So while I’m on the macs in college I thought I should take the chance to post the card designs we did in class a few weeks ago.
I chose to do International Lolita Day because I could without getting yelled at.
I hope you all enjoy them!
reblogged over from my lolita blog
only had six hours to spend on it…. would have been nicer with a couple more and the use of a pen and tablet :/
There’s always space for yet another armor tutorial, right? (ﾉ´ヮ´)ﾉ*:･ﾟ✧
Note that the armor I drew would be worn around 15th century, the more into the future the less and less components knight’s armor had (i. e. in early 14th century instead of greaves a knight would wear long boots only; in 12th century knights didn’t wear plate breastplates and instead a chain mail only). Also the design of armor pattern changed by year and was different in every country (i.e. in eastern Europe armors, while still looking European, were heavily influenced by Turkey). so just make sure you always do research whenever drawing an armor. And one more thing to keep in mind is that armors were expensive, knights wearing a full plate armor weren’t an often sight.
Some links that may be useful:
I made something out of boredom tonight before I go to bed, please feel free to use for blog backgrounds and what not as long as you lemme know
forgot to post this to here when I made it
THIS IS SO HELPFUL FOR WHEN YOURE ORDERING CLOTHES ONLINE AND DONT KNOW HOW TO LOOK UP WHAT YOU WANT!!
A visual glossary of Puffy Sleeve Types
How big should you make your art?
I’ve noticed some digital artists out there who just kind of guess when choosing the dimensions of their artwork. Trying to understand ppi, dpi, print dimensions, and resolution can send you down a rabbit hole of complexity likely to break your brain.
If you are creating an image only for the web, it is really up to you how big you want to make it. The only relevant dimensions are the pixels. Print size and pixels per inch are of no consequence. A 1920x1080 300ppi image will be the same as a 1920x1080 600ppi image. Your screen only cares about pixel dimensions.
If you plan to print your image, that is where things can get complicated.
Here is the simple version…
First you need to determine the maximum size that your work may be printed. Here are the most commonly used sizes for poster prints.
Now you need to know the brand of printer that will be used. Typically it will be Epson, HP, or Canon.
For Epson printers…
- Input the width and height.
- Input a resolution of 360 pixels per inch.
For Canon, HP, and most other printers…
- Input the width and height.
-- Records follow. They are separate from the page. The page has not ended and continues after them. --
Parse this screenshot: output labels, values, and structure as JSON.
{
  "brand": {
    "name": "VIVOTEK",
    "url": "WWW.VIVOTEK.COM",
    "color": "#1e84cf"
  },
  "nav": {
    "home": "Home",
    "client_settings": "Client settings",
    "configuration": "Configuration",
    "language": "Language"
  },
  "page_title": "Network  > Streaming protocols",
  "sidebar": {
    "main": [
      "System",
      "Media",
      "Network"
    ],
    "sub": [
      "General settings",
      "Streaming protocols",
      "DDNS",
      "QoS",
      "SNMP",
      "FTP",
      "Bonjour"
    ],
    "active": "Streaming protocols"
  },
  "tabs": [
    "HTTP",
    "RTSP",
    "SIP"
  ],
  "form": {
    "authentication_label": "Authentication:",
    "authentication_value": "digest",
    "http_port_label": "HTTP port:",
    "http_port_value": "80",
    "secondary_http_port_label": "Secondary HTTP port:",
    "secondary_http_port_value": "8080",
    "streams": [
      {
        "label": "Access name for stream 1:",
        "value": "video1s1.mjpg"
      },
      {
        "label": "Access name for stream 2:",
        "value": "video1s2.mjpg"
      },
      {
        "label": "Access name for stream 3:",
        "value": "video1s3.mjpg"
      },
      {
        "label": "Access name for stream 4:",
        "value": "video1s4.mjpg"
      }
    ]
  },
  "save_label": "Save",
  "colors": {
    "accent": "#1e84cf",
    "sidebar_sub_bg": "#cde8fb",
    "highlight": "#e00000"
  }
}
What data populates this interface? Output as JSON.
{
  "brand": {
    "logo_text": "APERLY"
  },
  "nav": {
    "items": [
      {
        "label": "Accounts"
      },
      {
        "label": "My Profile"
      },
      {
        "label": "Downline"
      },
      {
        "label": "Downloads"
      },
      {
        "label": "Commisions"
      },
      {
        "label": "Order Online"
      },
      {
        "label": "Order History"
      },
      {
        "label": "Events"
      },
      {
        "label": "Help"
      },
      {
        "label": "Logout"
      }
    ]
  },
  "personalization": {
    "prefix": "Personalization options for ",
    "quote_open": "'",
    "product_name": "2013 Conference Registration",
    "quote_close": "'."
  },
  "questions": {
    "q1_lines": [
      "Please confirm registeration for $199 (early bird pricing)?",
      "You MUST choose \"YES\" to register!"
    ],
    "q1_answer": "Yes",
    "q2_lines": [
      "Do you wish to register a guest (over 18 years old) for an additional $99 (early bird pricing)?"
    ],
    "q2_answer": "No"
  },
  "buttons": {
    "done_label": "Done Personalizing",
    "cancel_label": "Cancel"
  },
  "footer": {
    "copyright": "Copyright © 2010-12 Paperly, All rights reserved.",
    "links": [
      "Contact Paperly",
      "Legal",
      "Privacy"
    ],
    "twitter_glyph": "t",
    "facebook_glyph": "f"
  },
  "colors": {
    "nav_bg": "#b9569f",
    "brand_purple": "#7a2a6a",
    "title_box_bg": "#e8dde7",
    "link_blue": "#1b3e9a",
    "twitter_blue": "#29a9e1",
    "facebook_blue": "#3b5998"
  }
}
- Input a resolution of 300 pixels per inch.
So let’s say you are in photoshop and you want your art to be printed at 11” x 17” on an Epson printer. This is how you should create your document.
If you do not know how your work will be printed, I recommend erring on the side of “too big.” If you end up having to enlarge your work, it could result in some quality loss.
hello! hey! quick psa!
when mixing skin tones, always mix in lighter and darker complimentary or analogous colors (such as pinks, reds, and purples) to change value, don’t just add black or white to change a value
this way you get a real nice looking palette like
instead of a dead looking palette like
unless you’re going for dead, in which case carry on
Which one is your hairstyle??
A groovy fuck-ton of (feminine) shoe references [part 1].
hate to break it to ya but half of those came from How To Draw Yaoi